Dataset rows describing interfaces
***
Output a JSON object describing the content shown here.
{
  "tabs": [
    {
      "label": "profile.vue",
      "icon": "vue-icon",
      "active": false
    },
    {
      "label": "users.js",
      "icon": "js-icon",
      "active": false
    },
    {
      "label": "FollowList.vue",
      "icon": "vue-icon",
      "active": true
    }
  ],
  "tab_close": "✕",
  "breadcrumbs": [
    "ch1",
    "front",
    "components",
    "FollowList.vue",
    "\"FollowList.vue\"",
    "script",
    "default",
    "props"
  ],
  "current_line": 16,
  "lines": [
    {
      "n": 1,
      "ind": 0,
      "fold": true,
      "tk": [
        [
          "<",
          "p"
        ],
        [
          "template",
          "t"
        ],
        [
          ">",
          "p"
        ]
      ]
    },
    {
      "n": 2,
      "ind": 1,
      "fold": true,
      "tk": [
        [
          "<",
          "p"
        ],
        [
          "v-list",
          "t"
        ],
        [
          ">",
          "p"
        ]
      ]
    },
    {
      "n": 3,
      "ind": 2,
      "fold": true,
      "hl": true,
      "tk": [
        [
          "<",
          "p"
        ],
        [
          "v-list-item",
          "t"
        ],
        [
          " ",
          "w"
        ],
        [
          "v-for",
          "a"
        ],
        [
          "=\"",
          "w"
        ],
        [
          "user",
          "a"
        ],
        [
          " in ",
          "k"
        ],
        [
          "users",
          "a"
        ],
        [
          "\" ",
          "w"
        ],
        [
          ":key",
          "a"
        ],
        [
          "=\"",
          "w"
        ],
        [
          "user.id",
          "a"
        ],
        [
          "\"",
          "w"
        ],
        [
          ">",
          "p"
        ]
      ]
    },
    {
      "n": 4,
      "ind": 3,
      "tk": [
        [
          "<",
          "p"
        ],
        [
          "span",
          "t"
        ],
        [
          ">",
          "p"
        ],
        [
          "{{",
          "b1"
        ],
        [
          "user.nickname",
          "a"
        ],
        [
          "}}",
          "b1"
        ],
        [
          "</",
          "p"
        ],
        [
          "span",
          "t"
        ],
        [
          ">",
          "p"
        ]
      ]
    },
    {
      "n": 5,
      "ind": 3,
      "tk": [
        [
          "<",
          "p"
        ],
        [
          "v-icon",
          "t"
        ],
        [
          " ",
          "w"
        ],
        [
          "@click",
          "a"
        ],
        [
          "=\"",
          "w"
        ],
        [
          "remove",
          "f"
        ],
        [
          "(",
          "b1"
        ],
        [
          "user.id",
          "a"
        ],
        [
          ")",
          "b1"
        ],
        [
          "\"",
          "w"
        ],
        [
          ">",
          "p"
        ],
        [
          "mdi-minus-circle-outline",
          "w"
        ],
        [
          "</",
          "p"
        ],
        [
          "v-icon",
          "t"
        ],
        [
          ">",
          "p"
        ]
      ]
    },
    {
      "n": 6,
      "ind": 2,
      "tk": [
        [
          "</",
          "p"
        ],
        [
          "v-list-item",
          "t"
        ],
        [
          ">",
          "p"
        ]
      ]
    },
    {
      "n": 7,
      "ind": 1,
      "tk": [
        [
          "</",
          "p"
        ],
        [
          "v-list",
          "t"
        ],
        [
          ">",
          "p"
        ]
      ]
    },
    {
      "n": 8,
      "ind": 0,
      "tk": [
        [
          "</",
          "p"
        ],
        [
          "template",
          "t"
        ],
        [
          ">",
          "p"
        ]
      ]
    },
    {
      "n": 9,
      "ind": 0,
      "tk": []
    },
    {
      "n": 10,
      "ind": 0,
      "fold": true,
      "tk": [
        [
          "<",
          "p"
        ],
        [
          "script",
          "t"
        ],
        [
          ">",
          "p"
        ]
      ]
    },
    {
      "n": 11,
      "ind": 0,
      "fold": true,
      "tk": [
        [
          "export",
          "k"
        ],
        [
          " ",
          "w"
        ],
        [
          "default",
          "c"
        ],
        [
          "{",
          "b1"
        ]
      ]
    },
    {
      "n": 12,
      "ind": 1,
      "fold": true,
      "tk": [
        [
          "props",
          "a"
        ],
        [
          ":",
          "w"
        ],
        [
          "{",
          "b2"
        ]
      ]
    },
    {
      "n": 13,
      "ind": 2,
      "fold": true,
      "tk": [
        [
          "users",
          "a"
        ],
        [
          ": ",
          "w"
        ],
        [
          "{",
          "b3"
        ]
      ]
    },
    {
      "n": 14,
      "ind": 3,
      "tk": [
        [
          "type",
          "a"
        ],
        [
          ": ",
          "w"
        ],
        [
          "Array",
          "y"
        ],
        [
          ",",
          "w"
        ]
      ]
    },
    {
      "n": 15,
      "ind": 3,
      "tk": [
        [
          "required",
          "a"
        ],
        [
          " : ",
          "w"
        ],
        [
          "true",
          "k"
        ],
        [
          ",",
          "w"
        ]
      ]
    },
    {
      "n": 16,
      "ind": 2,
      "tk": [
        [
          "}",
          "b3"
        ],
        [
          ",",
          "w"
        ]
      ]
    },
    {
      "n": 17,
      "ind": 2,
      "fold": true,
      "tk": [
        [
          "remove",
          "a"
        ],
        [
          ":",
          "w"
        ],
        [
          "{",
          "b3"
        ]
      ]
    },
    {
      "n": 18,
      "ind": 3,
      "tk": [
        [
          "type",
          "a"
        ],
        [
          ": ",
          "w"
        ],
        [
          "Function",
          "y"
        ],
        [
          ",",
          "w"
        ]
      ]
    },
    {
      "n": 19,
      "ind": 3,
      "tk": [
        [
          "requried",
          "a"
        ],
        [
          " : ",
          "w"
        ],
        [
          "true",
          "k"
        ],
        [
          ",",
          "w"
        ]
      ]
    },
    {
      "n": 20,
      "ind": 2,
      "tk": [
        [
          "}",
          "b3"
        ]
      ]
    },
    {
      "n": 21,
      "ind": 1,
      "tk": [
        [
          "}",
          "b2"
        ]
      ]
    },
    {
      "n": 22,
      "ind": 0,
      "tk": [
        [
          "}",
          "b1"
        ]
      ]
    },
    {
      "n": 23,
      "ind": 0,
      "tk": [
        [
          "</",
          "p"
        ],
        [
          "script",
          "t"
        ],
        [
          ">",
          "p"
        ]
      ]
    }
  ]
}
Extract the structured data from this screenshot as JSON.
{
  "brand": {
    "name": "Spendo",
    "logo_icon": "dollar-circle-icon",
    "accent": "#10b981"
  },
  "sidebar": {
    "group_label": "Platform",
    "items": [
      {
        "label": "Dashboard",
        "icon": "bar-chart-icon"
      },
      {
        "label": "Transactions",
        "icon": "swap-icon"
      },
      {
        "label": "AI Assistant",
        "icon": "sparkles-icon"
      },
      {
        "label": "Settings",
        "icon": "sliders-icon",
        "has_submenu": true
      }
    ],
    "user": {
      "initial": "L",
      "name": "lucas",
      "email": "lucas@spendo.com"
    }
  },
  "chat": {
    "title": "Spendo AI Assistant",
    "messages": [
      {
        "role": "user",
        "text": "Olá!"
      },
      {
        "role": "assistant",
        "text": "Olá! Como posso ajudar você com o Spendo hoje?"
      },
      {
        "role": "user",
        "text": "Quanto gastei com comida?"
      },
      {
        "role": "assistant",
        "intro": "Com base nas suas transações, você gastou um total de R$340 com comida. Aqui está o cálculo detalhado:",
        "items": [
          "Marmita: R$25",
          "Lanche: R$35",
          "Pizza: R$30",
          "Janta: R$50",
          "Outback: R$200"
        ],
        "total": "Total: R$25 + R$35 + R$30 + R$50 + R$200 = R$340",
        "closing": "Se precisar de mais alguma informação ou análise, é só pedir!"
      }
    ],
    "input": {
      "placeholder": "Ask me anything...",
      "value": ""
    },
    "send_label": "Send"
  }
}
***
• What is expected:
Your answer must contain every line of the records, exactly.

• Exercise solution:
Output a JSON object describing the content shown here.
{
  "tabs": [
    {
      "label": "profile.vue",
      "icon": "vue-icon",
      "active": false
    },
    {
      "label": "users.js",
      "icon": "js-icon",
      "active": false
    },
    {
      "label": "FollowList.vue",
      "icon": "vue-icon",
      "active": true
    }
  ],
  "tab_close": "✕",
  "breadcrumbs": [
    "ch1",
    "front",
    "components",
    "FollowList.vue",
    "\"FollowList.vue\"",
    "script",
    "default",
    "props"
  ],
  "current_line": 16,
  "lines": [
    {
      "n": 1,
      "ind": 0,
      "fold": true,
      "tk": [
        [
          "<",
          "p"
        ],
        [
          "template",
          "t"
        ],
        [
          ">",
          "p"
        ]
      ]
    },
    {
      "n": 2,
      "ind": 1,
      "fold": true,
      "tk": [
        [
          "<",
          "p"
        ],
        [
          "v-list",
          "t"
        ],
        [
          ">",
          "p"
        ]
      ]
    },
    {
      "n": 3,
      "ind": 2,
      "fold": true,
      "hl": true,
      "tk": [
        [
          "<",
          "p"
        ],
        [
          "v-list-item",
          "t"
        ],
        [
          " ",
          "w"
        ],
        [
          "v-for",
          "a"
        ],
        [
          "=\"",
          "w"
        ],
        [
          "user",
          "a"
        ],
        [
          " in ",
          "k"
        ],
        [
          "users",
          "a"
        ],
        [
          "\" ",
          "w"
        ],
        [
          ":key",
          "a"
        ],
        [
          "=\"",
          "w"
        ],
        [
          "user.id",
          "a"
        ],
        [
          "\"",
          "w"
        ],
        [
          ">",
          "p"
        ]
      ]
    },
    {
      "n": 4,
      "ind": 3,
      "tk": [
        [
          "<",
          "p"
        ],
        [
          "span",
          "t"
        ],
        [
          ">",
          "p"
        ],
        [
          "{{",
          "b1"
        ],
        [
          "user.nickname",
          "a"
        ],
        [
          "}}",
          "b1"
        ],
        [
          "</",
          "p"
        ],
        [
          "span",
          "t"
        ],
        [
          ">",
          "p"
        ]
      ]
    },
    {
      "n": 5,
      "ind": 3,
      "tk": [
        [
          "<",
          "p"
        ],
        [
          "v-icon",
          "t"
        ],
        [
          " ",
          "w"
        ],
        [
          "@click",
          "a"
        ],
        [
          "=\"",
          "w"
        ],
        [
          "remove",
          "f"
        ],
        [
          "(",
          "b1"
        ],
        [
          "user.id",
          "a"
        ],
        [
          ")",
          "b1"
        ],
        [
          "\"",
          "w"
        ],
        [
          ">",
          "p"
        ],
        [
          "mdi-minus-circle-outline",
          "w"
        ],
        [
          "</",
          "p"
        ],
        [
          "v-icon",
          "t"
        ],
        [
          ">",
          "p"
        ]
      ]
    },
    {
      "n": 6,
      "ind": 2,
      "tk": [
        [
          "</",
          "p"
        ],
        [
          "v-list-item",
          "t"
        ],
        [
          ">",
          "p"
        ]
      ]
    },
    {
      "n": 7,
      "ind": 1,
      "tk": [
        [
          "</",
          "p"
        ],
        [
          "v-list",
          "t"
        ],
        [
          ">",
          "p"
        ]
      ]
    },
    {
      "n": 8,
      "ind": 0,
      "tk": [
        [
          "</",
          "p"
        ],
        [
          "template",
          "t"
        ],
        [
          ">",
          "p"
        ]
      ]
    },
    {
      "n": 9,
      "ind": 0,
      "tk": []
    },
    {
      "n": 10,
      "ind": 0,
      "fold": true,
      "tk": [
        [
          "<",
          "p"
        ],
        [
          "script",
          "t"
        ],
        [
          ">",
          "p"
        ]
      ]
    },
    {
      "n": 11,
      "ind": 0,
      "fold": true,
      "tk": [
        [
          "export",
          "k"
        ],
        [
          " ",
          "w"
        ],
        [
          "default",
          "c"
        ],
        [
          "{",
          "b1"
        ]
      ]
    },
    {
      "n": 12,
      "ind": 1,
      "fold": true,
      "tk": [
        [
          "props",
          "a"
        ],
        [
          ":",
          "w"
        ],
        [
          "{",
          "b2"
        ]
      ]
    },
    {
      "n": 13,
      "ind": 2,
      "fold": true,
      "tk": [
        [
          "users",
          "a"
        ],
        [
          ": ",
          "w"
        ],
        [
          "{",
          "b3"
        ]
      ]
    },
    {
      "n": 14,
      "ind": 3,
      "tk": [
        [
          "type",
          "a"
        ],
        [
          ": ",
          "w"
        ],
        [
          "Array",
          "y"
        ],
        [
          ",",
          "w"
        ]
      ]
    },
    {
      "n": 15,
      "ind": 3,
      "tk": [
        [
          "required",
          "a"
        ],
        [
          " : ",
          "w"
        ],
        [
          "true",
          "k"
        ],
        [
          ",",
          "w"
        ]
      ]
    },
    {
      "n": 16,
      "ind": 2,
      "tk": [
        [
          "}",
          "b3"
        ],
        [
          ",",
          "w"
        ]
      ]
    },
    {
      "n": 17,
      "ind": 2,
      "fold": true,
      "tk": [
        [
          "remove",
          "a"
        ],
        [
          ":",
          "w"
        ],
        [
          "{",
          "b3"
        ]
      ]
    },
    {
      "n": 18,
      "ind": 3,
      "tk": [
        [
          "type",
          "a"
        ],
        [
          ": ",
          "w"
        ],
        [
          "Function",
          "y"
        ],
        [
          ",",
          "w"
        ]
      ]
    },
    {
      "n": 19,
      "ind": 3,
      "tk": [
        [
          "requried",
          "a"
        ],
        [
          " : ",
          "w"
        ],
        [
          "true",
          "k"
        ],
        [
          ",",
          "w"
        ]
      ]
    },
    {
      "n": 20,
      "ind": 2,
      "tk": [
        [
          "}",
          "b3"
        ]
      ]
    },
    {
      "n": 21,
      "ind": 1,
      "tk": [
        [
          "}",
          "b2"
        ]
      ]
    },
    {
      "n": 22,
      "ind": 0,
      "tk": [
        [
          "}",
          "b1"
        ]
      ]
    },
    {
      "n": 23,
      "ind": 0,
      "tk": [
        [
          "</",
          "p"
        ],
        [
          "script",
          "t"
        ],
        [
          ">",
          "p"
        ]
      ]
    }
  ]
}
Extract the structured data from this screenshot as JSON.
{
  "brand": {
    "name": "Spendo",
    "logo_icon": "dollar-circle-icon",
    "accent": "#10b981"
  },
  "sidebar": {
    "group_label": "Platform",
    "items": [
      {
        "label": "Dashboard",
        "icon": "bar-chart-icon"
      },
      {
        "label": "Transactions",
        "icon": "swap-icon"
      },
      {
        "label": "AI Assistant",
        "icon": "sparkles-icon"
      },
      {
        "label": "Settings",
        "icon": "sliders-icon",
        "has_submenu": true
      }
    ],
    "user": {
      "initial": "L",
      "name": "lucas",
      "email": "lucas@spendo.com"
    }
  },
  "chat": {
    "title": "Spendo AI Assistant",
    "messages": [
      {
        "role": "user",
        "text": "Olá!"
      },
      {
        "role": "assistant",
        "text": "Olá! Como posso ajudar você com o Spendo hoje?"
      },
      {
        "role": "user",
        "text": "Quanto gastei com comida?"
      },
      {
        "role": "assistant",
        "intro": "Com base nas suas transações, você gastou um total de R$340 com comida. Aqui está o cálculo detalhado:",
        "items": [
          "Marmita: R$25",
          "Lanche: R$35",
          "Pizza: R$30",
          "Janta: R$50",
          "Outback: R$200"
        ],
        "total": "Total: R$25 + R$35 + R$30 + R$50 + R$200 = R$340",
        "closing": "Se precisar de mais alguma informação ou análise, é só pedir!"
      }
    ],
    "input": {
      "placeholder": "Ask me anything...",
      "value": ""
    },
    "send_label": "Send"
  }
}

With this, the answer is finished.